The founders of True & Co. put lacy thongs in the swag bags at a mostly male tech conference; their eyebrow-raising approach to launching caught the eye of a few women investors. Is this what it takes to fund women-led ventures?
By Lydia Dishman (Contributor, Fast Company)
On the first day of the D10 conference last week, the (mostly male) attendees dipped into their swag bags and pulled out lacy, yellow thongs. The panty placement was a bold move to bring attention to True & Co., a lingerie e-tailer launching at the conference. But founders Michelle Lam and Aarthi Ramamurthy were placing even ballsier bets on their bra business.
Though its story sounds cut and dried, True & Co.’s experience snagging early stage funding is not all that common for women-owned startups. A report from the Center for Venture Research at the University of New Hampshire found that women-owned ventures account for 12% of entrepreneurs seeking angel capital.
True&Co co-founders Aarthi Ramamurthy and Michelle secure funding from investors for bra shopping.
By Ingrid Lunden (Writer, TechCrunch)
The women’s liberation movement once taught ladies to cast off their bras in solidarity and empowerment; now a new startup, founded by two women, is inverting that formula to make sure that when you put it back on, that bra fits like a glove.
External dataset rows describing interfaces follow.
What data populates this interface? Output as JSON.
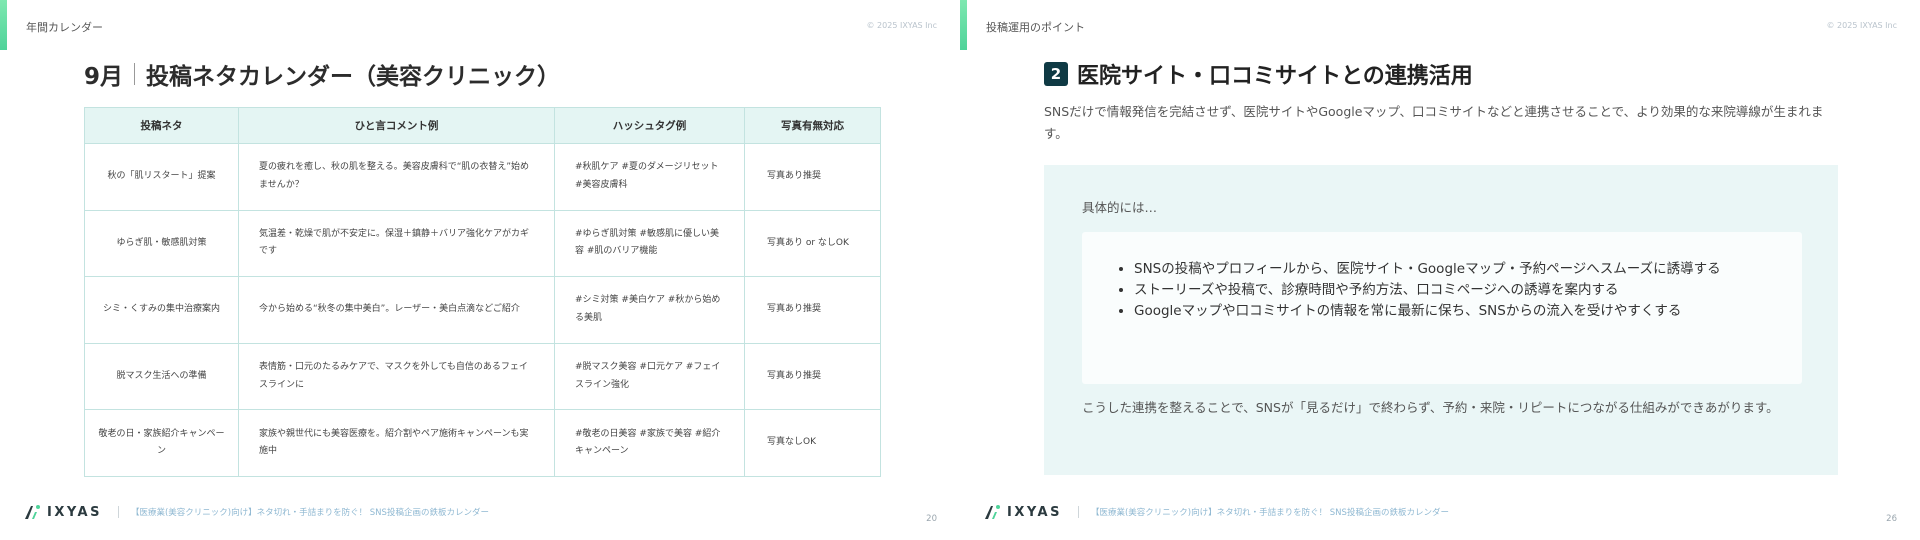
{
  "left_slide": {
    "section_label": "年間カレンダー",
    "copyright": "© 2025 IXYAS Inc",
    "title_month": "9月",
    "title_main": "投稿ネタカレンダー（美容クリニック）",
    "table": {
      "headers": [
        "投稿ネタ",
        "ひと言コメント例",
        "ハッシュタグ例",
        "写真有無対応"
      ],
      "rows": [
        {
          "topic": "秋の「肌リスタート」提案",
          "comment": "夏の疲れを癒し、秋の肌を整える。美容皮膚科で“肌の衣替え”始めませんか？",
          "hashtags": "#秋肌ケア #夏のダメージリセット #美容皮膚科",
          "photo": "写真あり推奨"
        },
        {
          "topic": "ゆらぎ肌・敏感肌対策",
          "comment": "気温差・乾燥で肌が不安定に。保湿＋鎮静＋バリア強化ケアがカギです",
          "hashtags": "#ゆらぎ肌対策 #敏感肌に優しい美容 #肌のバリア機能",
          "photo": "写真あり or なしOK"
        },
        {
          "topic": "シミ・くすみの集中治療案内",
          "comment": "今から始める“秋冬の集中美白”。レーザー・美白点滴などご紹介",
          "hashtags": "#シミ対策 #美白ケア #秋から始める美肌",
          "photo": "写真あり推奨"
        },
        {
          "topic": "脱マスク生活への準備",
          "comment": "表情筋・口元のたるみケアで、マスクを外しても自信のあるフェイスラインに",
          "hashtags": "#脱マスク美容 #口元ケア #フェイスライン強化",
          "photo": "写真あり推奨"
        },
        {
          "topic": "敬老の日・家族紹介キャンペーン",
          "comment": "家族や親世代にも美容医療を。紹介割やペア施術キャンペーンも実施中",
          "hashtags": "#敬老の日美容 #家族で美容 #紹介キャンペーン",
          "photo": "写真なしOK"
        }
      ]
    },
    "footer": {
      "brand": "IXYAS",
      "text": "【医療業(美容クリニック)向け】ネタ切れ・手詰まりを防ぐ！ SNS投稿企画の鉄板カレンダー",
      "page": "20"
    }
  },
  "right_slide": {
    "section_label": "投稿運用のポイント",
    "copyright": "© 2025 IXYAS Inc",
    "number": "2",
    "title": "医院サイト・口コミサイトとの連携活用",
    "intro": "SNSだけで情報発信を完結させず、医院サイトやGoogleマップ、口コミサイトなどと連携させることで、より効果的な来院導線が生まれます。",
    "panel_heading": "具体的には…",
    "bullets": [
      "SNSの投稿やプロフィールから、医院サイト・Googleマップ・予約ページへスムーズに誘導する",
      "ストーリーズや投稿で、診療時間や予約方法、口コミページへの誘導を案内する",
      "Googleマップや口コミサイトの情報を常に最新に保ち、SNSからの流入を受けやすくする"
    ],
    "closing": "こうした連携を整えることで、SNSが「見るだけ」で終わらず、予約・来院・リピートにつながる仕組みができあがります。",
    "footer": {
      "brand": "IXYAS",
      "text": "【医療業(美容クリニック)向け】ネタ切れ・手詰まりを防ぐ！ SNS投稿企画の鉄板カレンダー",
      "page": "26"
    }
  },
  "colors": {
    "accent_green": "#4fd39a",
    "table_header_bg": "#e4f5f3",
    "table_border": "#c3e3e0",
    "panel_bg": "#eaf6f6",
    "badge_bg": "#0f3a44"
  }
}
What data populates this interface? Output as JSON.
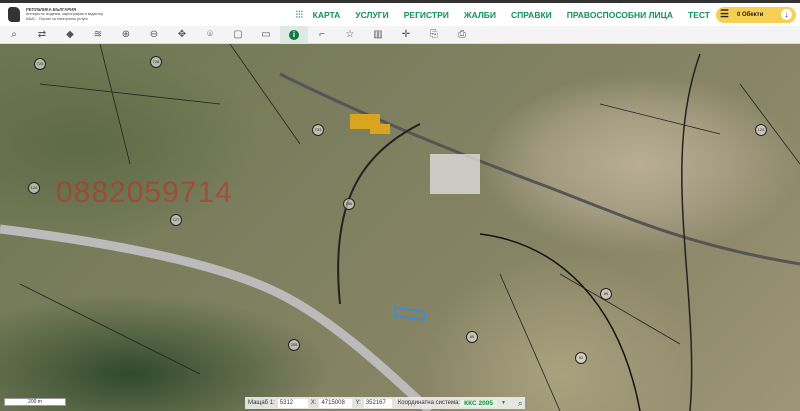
{
  "header": {
    "logo_title": "РЕПУБЛИКА БЪЛГАРИЯ",
    "logo_line1": "Агенция по геодезия, картография и кадастър",
    "logo_line2": "КАИС - Портал за електронни услуги"
  },
  "nav": {
    "items": [
      "КАРТА",
      "УСЛУГИ",
      "РЕГИСТРИ",
      "ЖАЛБИ",
      "СПРАВКИ",
      "ПРАВОСПОСОБНИ ЛИЦА",
      "ТЕСТ"
    ],
    "objects_label": "0 Обекти"
  },
  "toolbar": {
    "tools": [
      {
        "name": "search-icon",
        "glyph": "⌕"
      },
      {
        "name": "route-icon",
        "glyph": "⇄"
      },
      {
        "name": "layer-icon",
        "glyph": "◆"
      },
      {
        "name": "layers-icon",
        "glyph": "≋"
      },
      {
        "name": "zoom-in-icon",
        "glyph": "⊕"
      },
      {
        "name": "zoom-out-icon",
        "glyph": "⊖"
      },
      {
        "name": "pan-icon",
        "glyph": "✥"
      },
      {
        "name": "location-pin-icon",
        "glyph": "⌾"
      },
      {
        "name": "select-rect-icon",
        "glyph": "▢"
      },
      {
        "name": "deselect-rect-icon",
        "glyph": "▭"
      },
      {
        "name": "info-icon",
        "glyph": "i"
      },
      {
        "name": "measure-icon",
        "glyph": "⌐"
      },
      {
        "name": "polygon-icon",
        "glyph": "☆"
      },
      {
        "name": "map-icon",
        "glyph": "▥"
      },
      {
        "name": "crosshair-icon",
        "glyph": "✛"
      },
      {
        "name": "export-icon",
        "glyph": "⎘"
      },
      {
        "name": "print-icon",
        "glyph": "⎙"
      }
    ]
  },
  "map": {
    "watermark": "0882059714",
    "parcels": [
      "725",
      "728",
      "124",
      "127",
      "733",
      "256",
      "89",
      "92",
      "85",
      "255",
      "124"
    ]
  },
  "scale_bar": "200 m",
  "status": {
    "scale_label": "Мащаб 1:",
    "scale_value": "5312",
    "x_label": "X:",
    "x_value": "4715008",
    "y_label": "Y:",
    "y_value": "352167",
    "crs_label": "Координатна система:",
    "crs_value": "ККС 2005"
  }
}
True&Co is launching an online bra fitting service and shop that takes a very traditional (and tedious) process — finding bras you like that actually fit well — and makes it quick and kind of fun, and it is doing it with $2 million in seed funding from a great list of investors: First Round Capital, SoftTech VC, Aileen Lee, Softbank Capital